More critically, the stability paradigm does not remain confined between Mainland China and Taiwan. The U.S. is intrinsically weaved in by means of its 1979 Taiwan Relations Act, which seeks to ensure that Mainland China’s approach to the resolution of the Taiwan issue would be peaceful. The Act also creates domestic legal authority for Washington to conduct unofficial relations with Taiwan, and has principally governed U.S. arms sales to Taipei since 1979.

Unlike soon-to-be-former President Trump, a lot is riding on Joe Biden’s upcoming China policy, which is expected to be far more cautious in dealing with the Mainland. In addition to approving weapons sales to Taiwan, the Trump administration undertook multiple measures supporting Taiwan, including approving the official visit of Health and Human Services Secretary, Alex Azar and Undersecretary of State, Keith Krach in August 2020. In fact, they became the highest-ranking U.S. officials to travel to Taiwan on business since 1979.

It remains to be seen if Biden follows suit, or adopts a more conciliatory tone with Beijing. The latter remains intent on eroding international resistance against its moves aimed at isolating and coercing Taiwan. 

2021 is not likely to see any major breakthrough in the ongoing impasse between Beijing and Taipei.
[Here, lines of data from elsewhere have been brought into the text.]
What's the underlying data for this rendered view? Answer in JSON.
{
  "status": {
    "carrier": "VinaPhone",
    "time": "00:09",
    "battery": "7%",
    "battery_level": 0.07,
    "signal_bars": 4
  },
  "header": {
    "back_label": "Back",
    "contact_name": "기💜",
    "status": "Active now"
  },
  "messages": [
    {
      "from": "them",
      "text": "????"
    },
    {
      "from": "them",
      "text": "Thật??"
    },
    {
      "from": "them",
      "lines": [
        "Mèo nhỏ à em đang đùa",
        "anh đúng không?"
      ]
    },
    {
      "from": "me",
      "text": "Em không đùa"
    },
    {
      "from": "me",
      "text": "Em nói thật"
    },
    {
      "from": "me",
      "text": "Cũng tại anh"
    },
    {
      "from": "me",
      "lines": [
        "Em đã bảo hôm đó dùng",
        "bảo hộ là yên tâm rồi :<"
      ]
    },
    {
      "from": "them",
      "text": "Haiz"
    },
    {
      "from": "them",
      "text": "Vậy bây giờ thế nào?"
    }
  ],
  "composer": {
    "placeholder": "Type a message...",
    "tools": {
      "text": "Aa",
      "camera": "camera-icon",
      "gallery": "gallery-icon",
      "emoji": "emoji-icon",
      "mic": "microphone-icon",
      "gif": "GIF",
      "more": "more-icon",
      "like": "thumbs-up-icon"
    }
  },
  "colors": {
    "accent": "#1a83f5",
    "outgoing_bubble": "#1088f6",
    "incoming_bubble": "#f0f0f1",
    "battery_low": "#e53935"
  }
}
It’s the centennial year of the Chinese Communist Party’s establishment, and any political move by Xi Jinping on Taiwan will likely be read and judged through the prism of the comparative and competing communist and democratic forms of governance adopted across the Strait.

Author: Dr. Monika Chansoria

Dr. Monika Chansoria is a senior fellow at The Japan Institute of International Affairs in Tokyo and the author of five books on Asian security. The views expressed here are those of the author and do not necessarily reflect the policy or position of The Japan Institute of International Affairs or any other organization with which the author is affiliated.

Find Dr. Chansoria’s articles on JAPAN Forward at this link.


Dr. Monika Chansoria is a Senior Fellow at The Japan Institute of International Affairs (JIIA) in Tokyo. Previously, she has held appointments at the Sandia National Laboratories (U.S.), Hokkaido University (Sapporo, Japan) and as Associate Director of Studies at the Fondation Maison des Sciences de l’Homme (Paris). She specializes in contemporary Asian security and weapons’ proliferation issues, nuclear strategy, and, Great Power politics and strategy in the Indo-Pacific. Dr. Chansoria has authored five books on Asia’s security affairs, including “China, Japan and Senkaku Islands: Conflict in the East China Sea Amid an American Shadow” (Routledge © 2018) and “Nuclear China: A Veiled Secret” (2014) among others. The views expressed here are those of the author and do not necessarily reflect the policy or position of The Japan Institute of International Affairs or any other organization with which the author is affiliated. She tweets @MonikaChansoria